Collected data:
=======
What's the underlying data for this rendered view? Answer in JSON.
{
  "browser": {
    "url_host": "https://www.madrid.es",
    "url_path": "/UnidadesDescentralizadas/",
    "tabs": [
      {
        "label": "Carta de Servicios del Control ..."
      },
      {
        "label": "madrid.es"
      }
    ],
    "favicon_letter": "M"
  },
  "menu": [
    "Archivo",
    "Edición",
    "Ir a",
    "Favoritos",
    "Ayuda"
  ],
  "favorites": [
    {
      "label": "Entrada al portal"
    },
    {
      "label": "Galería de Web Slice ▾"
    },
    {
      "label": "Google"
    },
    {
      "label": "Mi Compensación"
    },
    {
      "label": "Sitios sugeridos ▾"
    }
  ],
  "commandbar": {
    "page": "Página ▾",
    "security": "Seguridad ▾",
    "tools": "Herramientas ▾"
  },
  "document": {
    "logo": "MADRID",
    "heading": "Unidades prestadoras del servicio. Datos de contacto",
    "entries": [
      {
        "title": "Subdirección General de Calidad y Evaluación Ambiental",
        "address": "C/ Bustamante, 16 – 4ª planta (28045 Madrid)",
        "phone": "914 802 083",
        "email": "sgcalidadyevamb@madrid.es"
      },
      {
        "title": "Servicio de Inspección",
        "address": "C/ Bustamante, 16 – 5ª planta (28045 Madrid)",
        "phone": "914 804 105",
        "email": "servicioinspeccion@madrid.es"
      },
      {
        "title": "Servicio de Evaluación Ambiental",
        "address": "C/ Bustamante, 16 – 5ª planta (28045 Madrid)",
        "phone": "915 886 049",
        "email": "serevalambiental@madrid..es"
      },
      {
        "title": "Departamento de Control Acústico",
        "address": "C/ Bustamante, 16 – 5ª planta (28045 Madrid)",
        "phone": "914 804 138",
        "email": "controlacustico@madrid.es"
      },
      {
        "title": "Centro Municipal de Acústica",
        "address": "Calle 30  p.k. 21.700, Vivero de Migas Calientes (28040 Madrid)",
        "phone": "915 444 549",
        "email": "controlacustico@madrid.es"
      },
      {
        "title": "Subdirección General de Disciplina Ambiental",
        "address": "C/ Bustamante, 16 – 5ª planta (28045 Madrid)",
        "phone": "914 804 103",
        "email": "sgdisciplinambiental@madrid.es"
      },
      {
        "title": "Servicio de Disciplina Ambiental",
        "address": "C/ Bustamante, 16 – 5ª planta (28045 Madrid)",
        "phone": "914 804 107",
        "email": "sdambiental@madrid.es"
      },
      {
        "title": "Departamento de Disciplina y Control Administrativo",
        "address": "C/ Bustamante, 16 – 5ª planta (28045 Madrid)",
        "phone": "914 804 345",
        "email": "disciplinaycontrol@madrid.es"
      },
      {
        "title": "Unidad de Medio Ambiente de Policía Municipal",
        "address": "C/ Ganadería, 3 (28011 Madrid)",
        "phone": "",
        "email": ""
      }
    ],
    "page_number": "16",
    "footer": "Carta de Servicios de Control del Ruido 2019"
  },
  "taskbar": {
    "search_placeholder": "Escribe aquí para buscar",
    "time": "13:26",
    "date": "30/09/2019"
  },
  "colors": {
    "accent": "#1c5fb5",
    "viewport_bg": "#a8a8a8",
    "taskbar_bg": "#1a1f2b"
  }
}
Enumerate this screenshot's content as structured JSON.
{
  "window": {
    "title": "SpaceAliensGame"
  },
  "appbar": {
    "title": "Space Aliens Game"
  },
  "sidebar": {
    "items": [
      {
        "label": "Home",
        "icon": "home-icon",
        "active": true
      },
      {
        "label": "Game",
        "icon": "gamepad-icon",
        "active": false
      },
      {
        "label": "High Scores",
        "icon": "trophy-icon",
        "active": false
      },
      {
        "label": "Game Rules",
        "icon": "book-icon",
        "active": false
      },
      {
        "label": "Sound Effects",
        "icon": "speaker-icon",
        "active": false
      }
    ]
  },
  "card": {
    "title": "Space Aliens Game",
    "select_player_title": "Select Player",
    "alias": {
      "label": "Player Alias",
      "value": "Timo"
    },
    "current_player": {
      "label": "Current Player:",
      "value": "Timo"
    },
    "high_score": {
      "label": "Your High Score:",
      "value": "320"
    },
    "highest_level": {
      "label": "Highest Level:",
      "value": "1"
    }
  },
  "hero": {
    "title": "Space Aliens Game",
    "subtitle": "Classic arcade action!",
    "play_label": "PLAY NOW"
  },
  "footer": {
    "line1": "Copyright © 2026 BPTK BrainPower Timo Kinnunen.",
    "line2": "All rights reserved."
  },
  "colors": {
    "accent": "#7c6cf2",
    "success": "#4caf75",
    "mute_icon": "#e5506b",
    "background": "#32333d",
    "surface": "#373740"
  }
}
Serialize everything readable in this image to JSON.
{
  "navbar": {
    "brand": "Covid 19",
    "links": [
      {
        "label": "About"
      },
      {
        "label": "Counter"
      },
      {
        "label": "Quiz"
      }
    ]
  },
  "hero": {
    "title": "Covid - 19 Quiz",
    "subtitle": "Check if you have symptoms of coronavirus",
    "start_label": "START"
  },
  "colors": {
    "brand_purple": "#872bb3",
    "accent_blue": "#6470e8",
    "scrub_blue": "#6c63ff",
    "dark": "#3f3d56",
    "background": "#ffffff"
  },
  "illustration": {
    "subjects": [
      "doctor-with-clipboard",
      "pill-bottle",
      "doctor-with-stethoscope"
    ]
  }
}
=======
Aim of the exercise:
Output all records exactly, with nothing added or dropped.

Reply:
What's the underlying data for this rendered view? Answer in JSON.
{
  "browser": {
    "url_host": "https://www.madrid.es",
    "url_path": "/UnidadesDescentralizadas/",
    "tabs": [
      {
        "label": "Carta de Servicios del Control ..."
      },
      {
        "label": "madrid.es"
      }
    ],
    "favicon_letter": "M"
  },
  "menu": [
    "Archivo",
    "Edición",
    "Ir a",
    "Favoritos",
    "Ayuda"
  ],
  "favorites": [
    {
      "label": "Entrada al portal"
    },
    {
      "label": "Galería de Web Slice ▾"
    },
    {
      "label": "Google"
    },
    {
      "label": "Mi Compensación"
    },
    {
      "label": "Sitios sugeridos ▾"
    }
  ],
  "commandbar": {
    "page": "Página ▾",
    "security": "Seguridad ▾",
    "tools": "Herramientas ▾"
  },
  "document": {
    "logo": "MADRID",
    "heading": "Unidades prestadoras del servicio. Datos de contacto",
    "entries": [
      {
        "title": "Subdirección General de Calidad y Evaluación Ambiental",
        "address": "C/ Bustamante, 16 – 4ª planta (28045 Madrid)",
        "phone": "914 802 083",
        "email": "sgcalidadyevamb@madrid.es"
      },
      {
        "title": "Servicio de Inspección",
        "address": "C/ Bustamante, 16 – 5ª planta (28045 Madrid)",
        "phone": "914 804 105",
        "email": "servicioinspeccion@madrid.es"
      },
      {
        "title": "Servicio de Evaluación Ambiental",
        "address": "C/ Bustamante, 16 – 5ª planta (28045 Madrid)",
        "phone": "915 886 049",
        "email": "serevalambiental@madrid..es"
      },
      {
        "title": "Departamento de Control Acústico",
        "address": "C/ Bustamante, 16 – 5ª planta (28045 Madrid)",
        "phone": "914 804 138",
        "email": "controlacustico@madrid.es"
      },
      {
        "title": "Centro Municipal de Acústica",
        "address": "Calle 30  p.k. 21.700, Vivero de Migas Calientes (28040 Madrid)",
        "phone": "915 444 549",
        "email": "controlacustico@madrid.es"
      },
      {
        "title": "Subdirección General de Disciplina Ambiental",
        "address": "C/ Bustamante, 16 – 5ª planta (28045 Madrid)",
        "phone": "914 804 103",
        "email": "sgdisciplinambiental@madrid.es"
      },
      {
        "title": "Servicio de Disciplina Ambiental",
        "address": "C/ Bustamante, 16 – 5ª planta (28045 Madrid)",
        "phone": "914 804 107",
        "email": "sdambiental@madrid.es"
      },
      {
        "title": "Departamento de Disciplina y Control Administrativo",
        "address": "C/ Bustamante, 16 – 5ª planta (28045 Madrid)",
        "phone": "914 804 345",
        "email": "disciplinaycontrol@madrid.es"
      },
      {
        "title": "Unidad de Medio Ambiente de Policía Municipal",
        "address": "C/ Ganadería, 3 (28011 Madrid)",
        "phone": "",
        "email": ""
      }
    ],
    "page_number": "16",
    "footer": "Carta de Servicios de Control del Ruido 2019"
  },
  "taskbar": {
    "search_placeholder": "Escribe aquí para buscar",
    "time": "13:26",
    "date": "30/09/2019"
  },
  "colors": {
    "accent": "#1c5fb5",
    "viewport_bg": "#a8a8a8",
    "taskbar_bg": "#1a1f2b"
  }
}
Enumerate this screenshot's content as structured JSON.
{
  "window": {
    "title": "SpaceAliensGame"
  },
  "appbar": {
    "title": "Space Aliens Game"
  },
  "sidebar": {
    "items": [
      {
        "label": "Home",
        "icon": "home-icon",
        "active": true
      },
      {
        "label": "Game",
        "icon": "gamepad-icon",
        "active": false
      },
      {
        "label": "High Scores",
        "icon": "trophy-icon",
        "active": false
      },
      {
        "label": "Game Rules",
        "icon": "book-icon",
        "active": false
      },
      {
        "label": "Sound Effects",
        "icon": "speaker-icon",
        "active": false
      }
    ]
  },
  "card": {
    "title": "Space Aliens Game",
    "select_player_title": "Select Player",
    "alias": {
      "label": "Player Alias",
      "value": "Timo"
    },
    "current_player": {
      "label": "Current Player:",
      "value": "Timo"
    },
    "high_score": {
      "label": "Your High Score:",
      "value": "320"
    },
    "highest_level": {
      "label": "Highest Level:",
      "value": "1"
    }
  },
  "hero": {
    "title": "Space Aliens Game",
    "subtitle": "Classic arcade action!",
    "play_label": "PLAY NOW"
  },
  "footer": {
    "line1": "Copyright © 2026 BPTK BrainPower Timo Kinnunen.",
    "line2": "All rights reserved."
  },
  "colors": {
    "accent": "#7c6cf2",
    "success": "#4caf75",
    "mute_icon": "#e5506b",
    "background": "#32333d",
    "surface": "#373740"
  }
}
Serialize everything readable in this image to JSON.
{
  "navbar": {
    "brand": "Covid 19",
    "links": [
      {
        "label": "About"
      },
      {
        "label": "Counter"
      },
      {
        "label": "Quiz"
      }
    ]
  },
  "hero": {
    "title": "Covid - 19 Quiz",
    "subtitle": "Check if you have symptoms of coronavirus",
    "start_label": "START"
  },
  "colors": {
    "brand_purple": "#872bb3",
    "accent_blue": "#6470e8",
    "scrub_blue": "#6c63ff",
    "dark": "#3f3d56",
    "background": "#ffffff"
  },
  "illustration": {
    "subjects": [
      "doctor-with-clipboard",
      "pill-bottle",
      "doctor-with-stethoscope"
    ]
  }
}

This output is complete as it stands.